(Stored items from a collection)
::::::::::
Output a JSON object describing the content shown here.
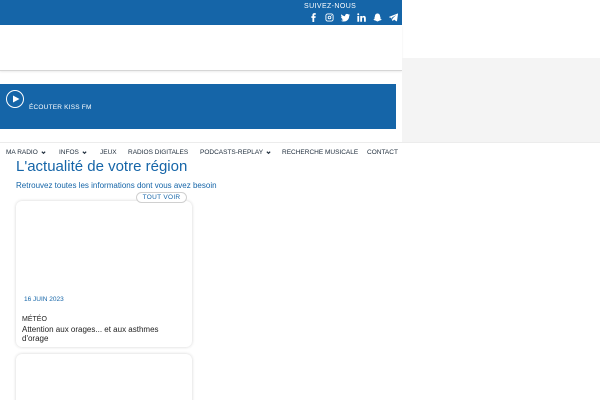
{
  "topbar": {
    "follow_label": "SUIVEZ-NOUS",
    "social_icons": [
      "facebook-icon",
      "instagram-icon",
      "twitter-icon",
      "linkedin-icon",
      "snapchat-icon",
      "telegram-icon"
    ],
    "background": "#1565a8"
  },
  "player": {
    "label": "ÉCOUTER KISS FM",
    "background": "#1565a8"
  },
  "nav": {
    "items": [
      {
        "label": "MA RADIO",
        "dropdown": true
      },
      {
        "label": "INFOS",
        "dropdown": true
      },
      {
        "label": "JEUX",
        "dropdown": false
      },
      {
        "label": "RADIOS DIGITALES",
        "dropdown": false
      },
      {
        "label": "PODCASTS-REPLAY",
        "dropdown": true
      },
      {
        "label": "RECHERCHE MUSICALE",
        "dropdown": false
      },
      {
        "label": "CONTACT",
        "dropdown": false
      }
    ]
  },
  "section": {
    "title": "L'actualité de votre région",
    "subtitle": "Retrouvez toutes les informations dont vous avez besoin",
    "see_all": "TOUT VOIR"
  },
  "cards": [
    {
      "date": "16 JUIN 2023",
      "category": "MÉTÉO",
      "title": "Attention aux orages... et aux asthmes d'orage"
    }
  ],
  "colors": {
    "accent": "#1565a8"
  }
}
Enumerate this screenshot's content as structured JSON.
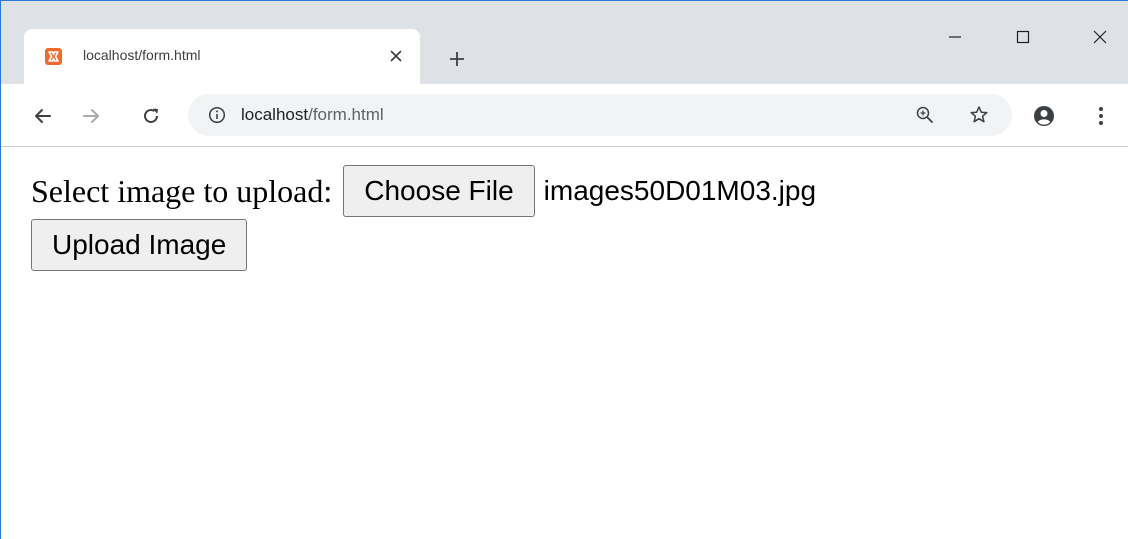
{
  "tab": {
    "title": "localhost/form.html",
    "favicon": "xampp-icon"
  },
  "window_controls": {
    "minimize": "minimize-icon",
    "maximize": "maximize-icon",
    "close": "close-icon"
  },
  "address_bar": {
    "url_host": "localhost",
    "url_path": "/form.html"
  },
  "page": {
    "label": "Select image to upload:",
    "choose_file_label": "Choose File",
    "selected_file": "images50D01M03.jpg",
    "upload_label": "Upload Image"
  },
  "colors": {
    "tabstrip_bg": "#dee1e6",
    "favicon": "#f16a2d",
    "omnibox_bg": "#f1f3f4",
    "window_border": "#2b79d0"
  }
}
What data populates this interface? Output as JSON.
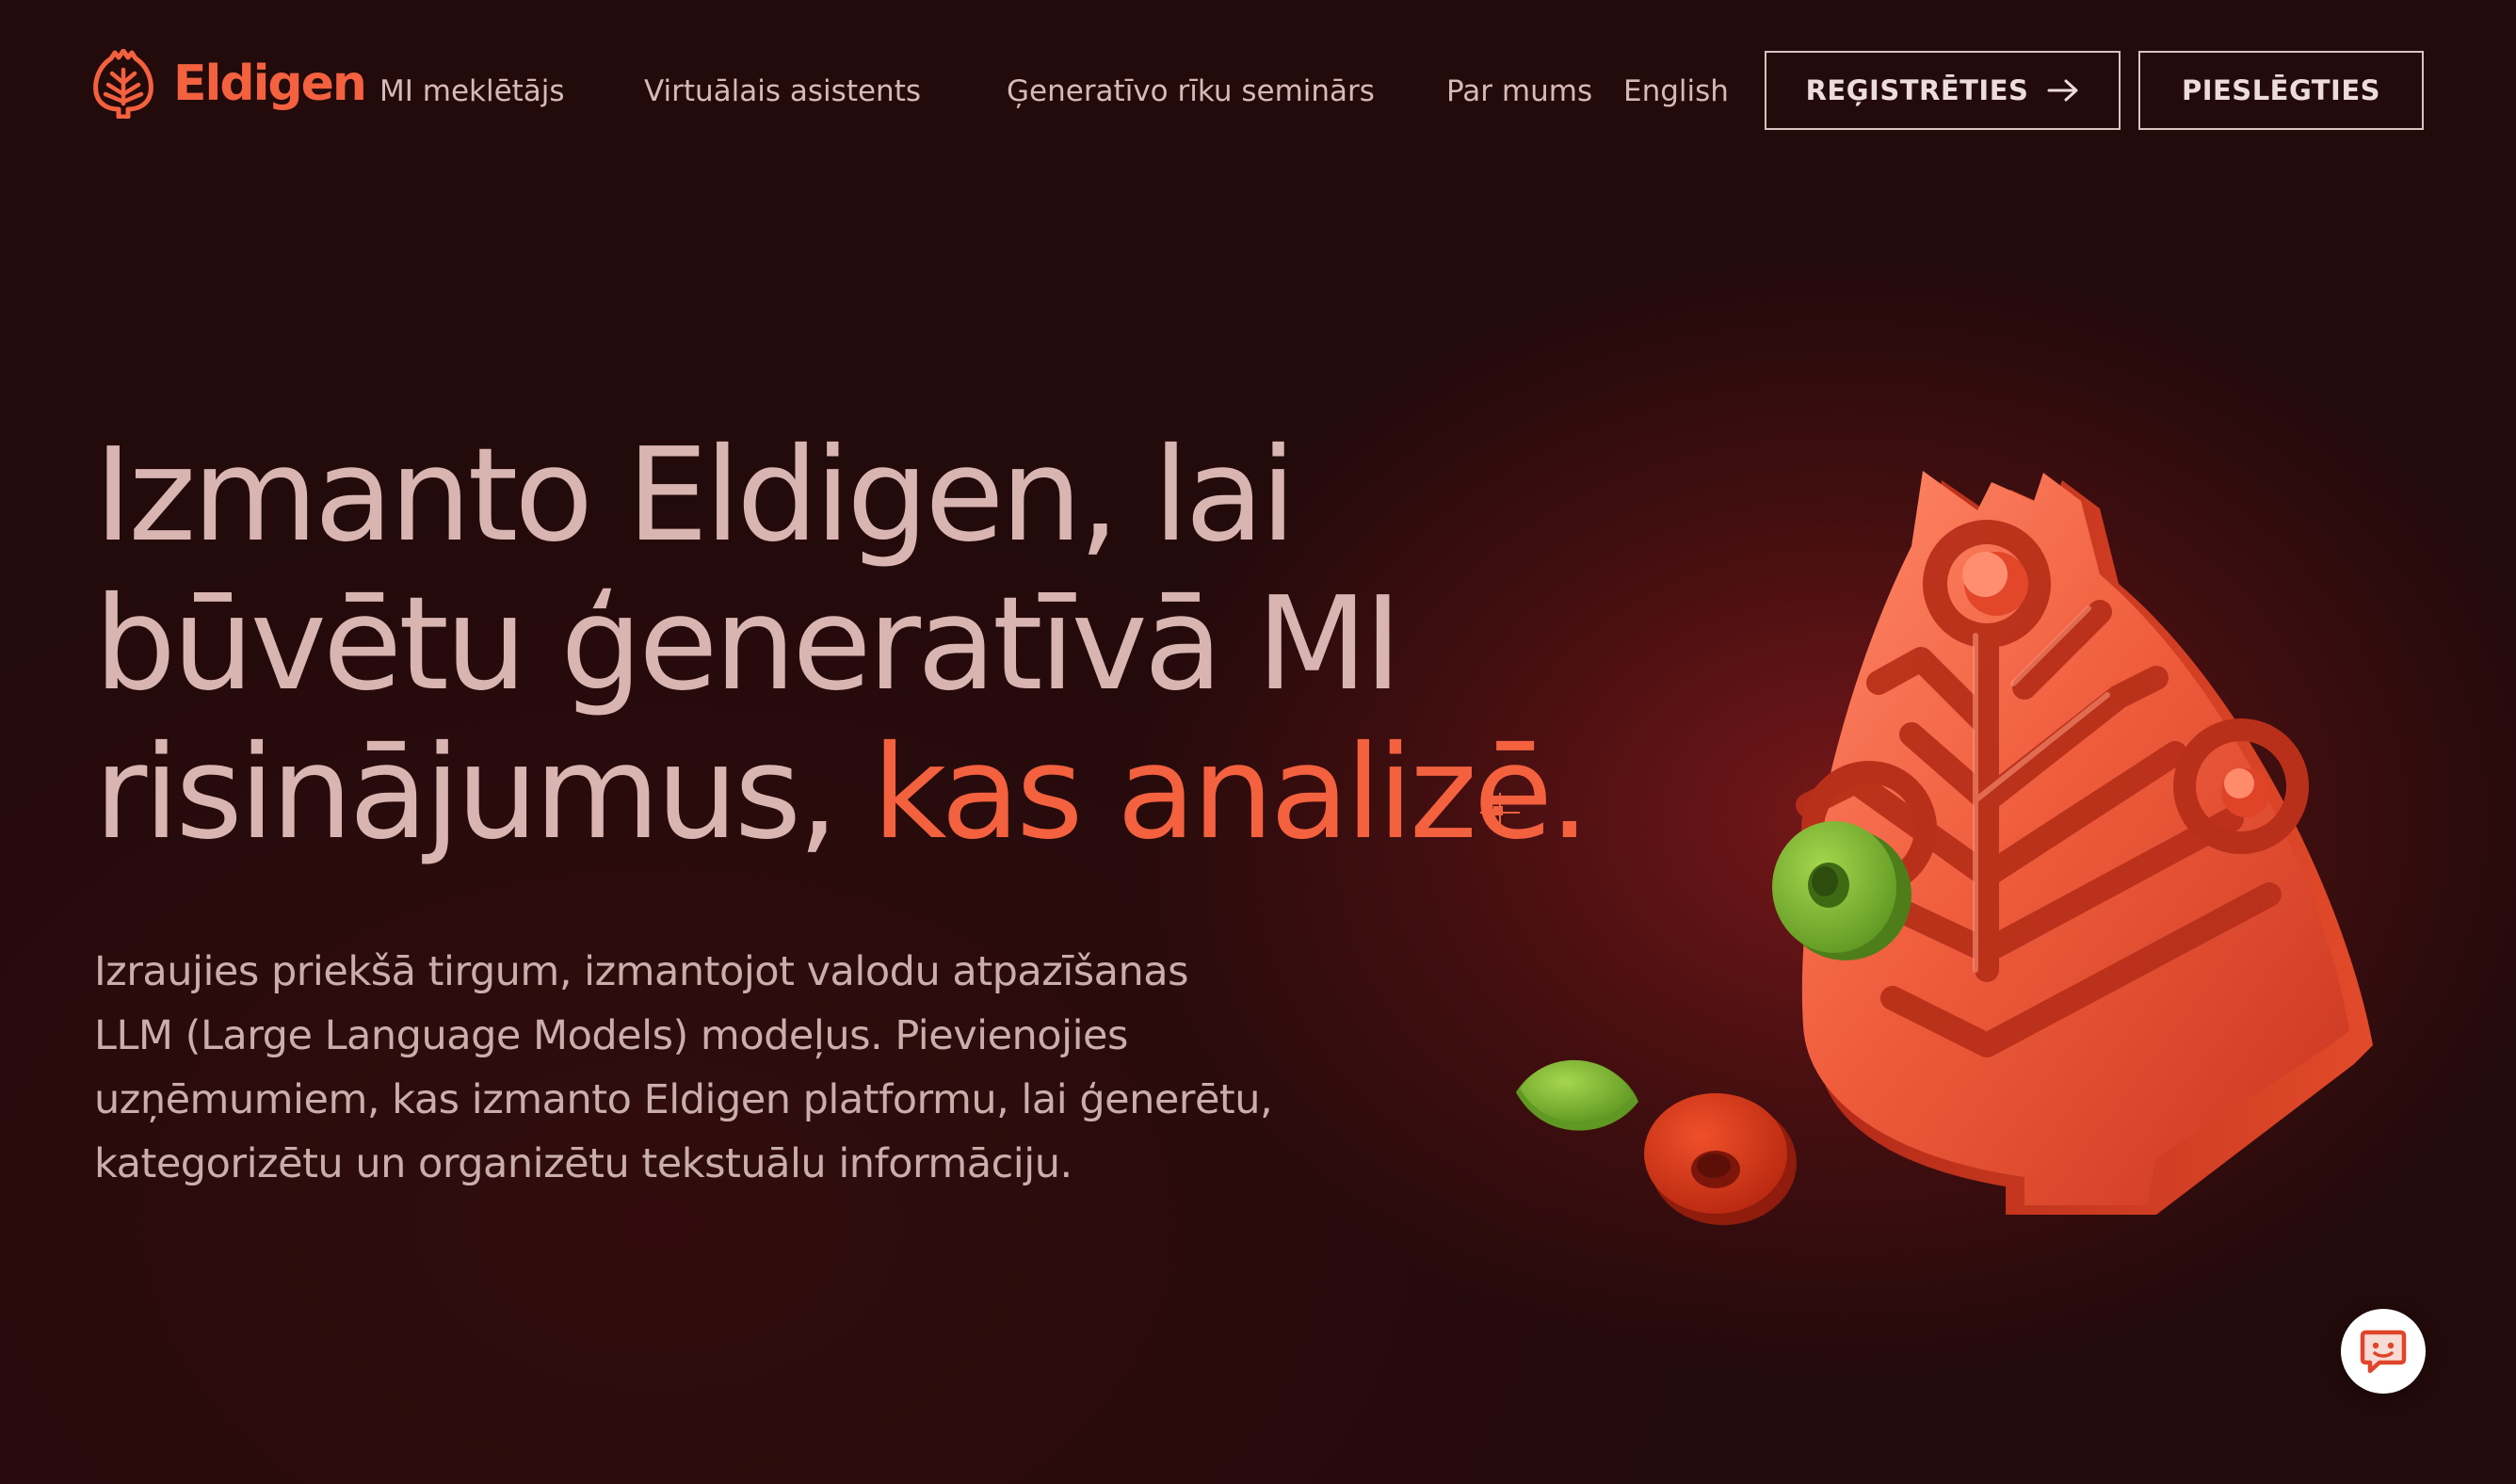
{
  "nav": {
    "brand": "Eldigen",
    "links": [
      {
        "label": "MI meklētājs"
      },
      {
        "label": "Virtuālais asistents"
      },
      {
        "label": "Ģeneratīvo rīku seminārs"
      },
      {
        "label": "Par mums"
      },
      {
        "label": "English"
      }
    ],
    "register_label": "REĢISTRĒTIES",
    "login_label": "PIESLĒGTIES"
  },
  "hero": {
    "title_line_1": "Izmanto Eldigen, lai",
    "title_line_2": "būvētu ģeneratīvā MI",
    "title_line_3": "risinājumus, ",
    "title_accent": "kas analizē.",
    "subtitle_lines": [
      "Izraujies priekšā tirgum, izmantojot valodu atpazīšanas",
      "LLM (Large Language Models) modeļus. Pievienojies",
      "uzņēmumiem, kas izmanto Eldigen platformu, lai ģenerētu,",
      "kategorizētu un organizētu tekstuālu informāciju."
    ]
  },
  "icons": {
    "logo": "leaf-tree-icon",
    "register_arrow": "arrow-right-icon",
    "chat": "chat-bubble-icon",
    "cursor": "text-cursor-icon"
  },
  "colors": {
    "background": "#230a0b",
    "accent": "#f3613f",
    "headline": "#d9b5b2",
    "body_text": "#c9aeab",
    "leaf_green": "#7fb53a"
  }
}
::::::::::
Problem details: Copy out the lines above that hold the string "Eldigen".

Expected output:
    "brand": "Eldigen",
    "title_line_1": "Izmanto Eldigen, lai",
      "uzņēmumiem, kas izmanto Eldigen platformu, lai ģenerētu,",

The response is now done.